For us, it would be the one we just completed, and it is probably the largest work we’ve done. We were asked to take part in the Biennale of Art in Gwanju. We had a very good relationship with the curator of the exhibition, Jessica Morgan, and she had seen our installation work. We had a conversation about what we could do and we suggested to create a background for all the artwork. The four pavillions of the Biennale were in a graphic layout that guided you. We were thinking: “she will never go with this”- how are you going to convince an artist to have something else behind their work? But she has been amazing, she managed to get 170 international artists to embrace the idea- only 3 refused. So we reconstructed one and a half kilometres of images. The design was called Mise en Scene, and it was a research into the architecture of cinema. The images were designed with halftone: when you’re close to them you don’t see anything, just big dots, but as soon as you back down, they become really dramatic pictures of smoke…because the title of the Biennale was “Burning down the house”, this idea of creative destruction. This represents the kind of work that we are doing now, in terms of ambition and scale. It was a project that ran for almost six months and it was very complex from a technical point of view, software is not even prepared to deal with such big images. The corridors were 12 meters high. It was quite a challenging project, because it had never been done at that scale. It was really good that the artists were happy with it. When you went into the rooms that didn’t have the backgrounds, they looked like they were missing something.
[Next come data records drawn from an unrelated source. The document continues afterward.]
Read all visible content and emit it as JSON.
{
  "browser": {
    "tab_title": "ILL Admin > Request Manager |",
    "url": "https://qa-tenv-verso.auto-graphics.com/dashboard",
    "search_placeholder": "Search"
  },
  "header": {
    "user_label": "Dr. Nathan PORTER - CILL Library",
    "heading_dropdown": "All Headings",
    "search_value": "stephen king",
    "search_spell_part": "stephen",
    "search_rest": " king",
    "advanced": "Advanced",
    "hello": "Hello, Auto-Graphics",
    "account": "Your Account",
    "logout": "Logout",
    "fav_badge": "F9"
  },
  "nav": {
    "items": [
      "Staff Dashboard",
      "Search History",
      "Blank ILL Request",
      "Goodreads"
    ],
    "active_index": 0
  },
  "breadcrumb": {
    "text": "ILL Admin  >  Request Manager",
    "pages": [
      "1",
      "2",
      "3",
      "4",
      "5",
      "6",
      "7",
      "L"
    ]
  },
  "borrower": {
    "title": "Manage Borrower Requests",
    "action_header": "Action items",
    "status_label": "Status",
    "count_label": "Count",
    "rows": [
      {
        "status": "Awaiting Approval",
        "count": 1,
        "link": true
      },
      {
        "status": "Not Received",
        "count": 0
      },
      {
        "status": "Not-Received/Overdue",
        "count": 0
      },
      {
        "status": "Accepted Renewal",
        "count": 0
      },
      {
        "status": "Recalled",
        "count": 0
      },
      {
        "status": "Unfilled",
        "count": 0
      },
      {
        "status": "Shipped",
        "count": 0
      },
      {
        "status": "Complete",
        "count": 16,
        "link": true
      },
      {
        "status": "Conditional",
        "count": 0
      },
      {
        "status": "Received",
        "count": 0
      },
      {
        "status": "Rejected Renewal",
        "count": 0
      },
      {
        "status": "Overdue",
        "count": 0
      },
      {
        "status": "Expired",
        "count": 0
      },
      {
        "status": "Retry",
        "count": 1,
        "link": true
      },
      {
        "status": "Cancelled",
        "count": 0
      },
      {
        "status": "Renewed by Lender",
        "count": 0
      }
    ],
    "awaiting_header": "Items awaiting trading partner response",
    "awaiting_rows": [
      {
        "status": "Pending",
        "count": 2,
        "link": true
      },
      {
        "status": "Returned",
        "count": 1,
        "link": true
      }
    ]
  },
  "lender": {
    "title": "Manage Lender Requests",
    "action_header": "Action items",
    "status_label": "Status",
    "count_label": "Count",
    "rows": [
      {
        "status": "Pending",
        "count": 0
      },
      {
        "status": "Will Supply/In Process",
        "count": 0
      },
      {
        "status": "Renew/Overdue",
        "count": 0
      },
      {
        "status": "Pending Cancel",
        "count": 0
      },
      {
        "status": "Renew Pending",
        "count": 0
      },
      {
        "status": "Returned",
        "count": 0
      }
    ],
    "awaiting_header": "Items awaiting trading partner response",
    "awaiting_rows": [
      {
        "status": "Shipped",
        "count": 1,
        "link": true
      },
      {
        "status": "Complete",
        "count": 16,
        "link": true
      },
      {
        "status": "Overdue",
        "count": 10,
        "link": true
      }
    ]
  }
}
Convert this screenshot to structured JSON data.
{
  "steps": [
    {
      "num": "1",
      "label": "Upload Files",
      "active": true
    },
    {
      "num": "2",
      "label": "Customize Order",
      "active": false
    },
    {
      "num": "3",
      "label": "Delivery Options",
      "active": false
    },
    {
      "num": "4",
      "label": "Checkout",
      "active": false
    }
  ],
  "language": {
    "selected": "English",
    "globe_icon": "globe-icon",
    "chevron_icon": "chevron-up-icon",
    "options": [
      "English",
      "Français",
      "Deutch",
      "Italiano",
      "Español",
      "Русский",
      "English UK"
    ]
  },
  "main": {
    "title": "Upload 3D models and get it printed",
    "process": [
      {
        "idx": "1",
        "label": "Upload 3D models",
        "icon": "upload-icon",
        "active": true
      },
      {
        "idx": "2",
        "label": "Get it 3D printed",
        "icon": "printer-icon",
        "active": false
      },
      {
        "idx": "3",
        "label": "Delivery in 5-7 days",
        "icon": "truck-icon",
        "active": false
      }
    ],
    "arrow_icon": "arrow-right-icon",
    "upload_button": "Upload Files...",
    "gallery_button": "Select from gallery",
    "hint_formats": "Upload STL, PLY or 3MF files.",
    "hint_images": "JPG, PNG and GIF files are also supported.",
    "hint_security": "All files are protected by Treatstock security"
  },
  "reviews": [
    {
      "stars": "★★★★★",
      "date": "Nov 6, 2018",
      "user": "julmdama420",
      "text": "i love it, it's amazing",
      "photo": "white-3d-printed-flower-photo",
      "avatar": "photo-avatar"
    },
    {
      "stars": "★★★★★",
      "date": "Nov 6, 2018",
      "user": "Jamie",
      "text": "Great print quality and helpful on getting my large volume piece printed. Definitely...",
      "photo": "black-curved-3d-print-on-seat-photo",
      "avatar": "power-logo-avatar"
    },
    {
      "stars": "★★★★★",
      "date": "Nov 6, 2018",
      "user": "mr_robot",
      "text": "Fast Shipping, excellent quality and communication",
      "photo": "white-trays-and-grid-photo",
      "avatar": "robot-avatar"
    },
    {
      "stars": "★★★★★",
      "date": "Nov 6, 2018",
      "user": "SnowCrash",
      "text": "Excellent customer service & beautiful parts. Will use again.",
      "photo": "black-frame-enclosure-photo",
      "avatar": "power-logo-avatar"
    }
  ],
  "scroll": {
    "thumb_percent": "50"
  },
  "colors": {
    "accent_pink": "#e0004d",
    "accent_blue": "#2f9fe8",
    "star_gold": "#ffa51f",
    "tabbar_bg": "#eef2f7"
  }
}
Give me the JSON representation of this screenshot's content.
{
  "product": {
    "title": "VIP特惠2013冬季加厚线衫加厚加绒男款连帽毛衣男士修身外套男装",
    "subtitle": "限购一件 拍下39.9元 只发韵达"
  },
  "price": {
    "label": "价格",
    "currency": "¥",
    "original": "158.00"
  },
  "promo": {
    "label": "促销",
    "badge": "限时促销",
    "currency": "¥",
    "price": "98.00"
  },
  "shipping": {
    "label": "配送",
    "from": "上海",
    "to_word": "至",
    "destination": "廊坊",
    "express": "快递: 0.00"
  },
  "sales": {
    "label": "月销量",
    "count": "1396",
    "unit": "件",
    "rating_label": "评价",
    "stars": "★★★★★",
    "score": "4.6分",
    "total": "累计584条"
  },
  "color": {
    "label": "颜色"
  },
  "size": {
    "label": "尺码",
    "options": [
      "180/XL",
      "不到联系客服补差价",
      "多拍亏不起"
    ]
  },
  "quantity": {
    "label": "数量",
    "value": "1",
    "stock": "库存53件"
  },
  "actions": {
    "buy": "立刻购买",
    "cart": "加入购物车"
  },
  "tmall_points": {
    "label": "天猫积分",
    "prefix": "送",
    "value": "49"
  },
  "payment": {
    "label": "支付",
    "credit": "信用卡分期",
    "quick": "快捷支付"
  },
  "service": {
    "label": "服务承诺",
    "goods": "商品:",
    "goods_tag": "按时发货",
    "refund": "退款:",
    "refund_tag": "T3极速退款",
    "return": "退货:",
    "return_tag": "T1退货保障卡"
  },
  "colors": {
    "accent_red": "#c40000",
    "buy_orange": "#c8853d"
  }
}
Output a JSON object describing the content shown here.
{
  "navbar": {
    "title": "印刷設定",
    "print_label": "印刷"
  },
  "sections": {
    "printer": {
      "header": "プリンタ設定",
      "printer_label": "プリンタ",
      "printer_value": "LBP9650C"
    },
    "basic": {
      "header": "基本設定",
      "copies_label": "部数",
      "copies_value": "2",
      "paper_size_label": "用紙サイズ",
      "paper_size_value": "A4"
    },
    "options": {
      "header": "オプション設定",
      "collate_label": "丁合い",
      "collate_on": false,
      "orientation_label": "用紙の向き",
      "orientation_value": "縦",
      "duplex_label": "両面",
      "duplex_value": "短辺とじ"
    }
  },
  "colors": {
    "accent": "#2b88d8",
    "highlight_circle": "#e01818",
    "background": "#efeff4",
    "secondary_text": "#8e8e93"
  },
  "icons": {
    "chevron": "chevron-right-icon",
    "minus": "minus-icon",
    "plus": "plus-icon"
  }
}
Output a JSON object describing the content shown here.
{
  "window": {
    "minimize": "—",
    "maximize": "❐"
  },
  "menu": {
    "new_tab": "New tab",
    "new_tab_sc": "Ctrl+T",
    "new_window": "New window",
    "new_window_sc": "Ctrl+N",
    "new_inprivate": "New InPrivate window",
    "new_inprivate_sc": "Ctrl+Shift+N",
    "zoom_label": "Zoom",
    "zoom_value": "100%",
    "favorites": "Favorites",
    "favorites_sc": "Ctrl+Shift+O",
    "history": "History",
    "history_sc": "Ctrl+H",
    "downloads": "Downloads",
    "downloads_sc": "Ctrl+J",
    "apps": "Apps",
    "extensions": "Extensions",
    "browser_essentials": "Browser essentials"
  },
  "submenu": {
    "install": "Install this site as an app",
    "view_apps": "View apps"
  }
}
Would you describe your work as multidisciplinary?
I’d go further, we describe ourselves as postdisciplinary! I think multidisciplinary means that there are still different disciplines- in our definition of design that doesn’t exist. Working on the same project, for example, the outcomes go from material-based (the kind of things we learned when we started), to questioning cinematic systems, creating a digital writing program to write scripts…so suddenly, once you start breaking from the idea of disciplines, there are no places left where you say “I’m not going to do this, because I don’t know how to do it.”
Interview by Nadia Barbu, images and clips courtesy of Roberto Feo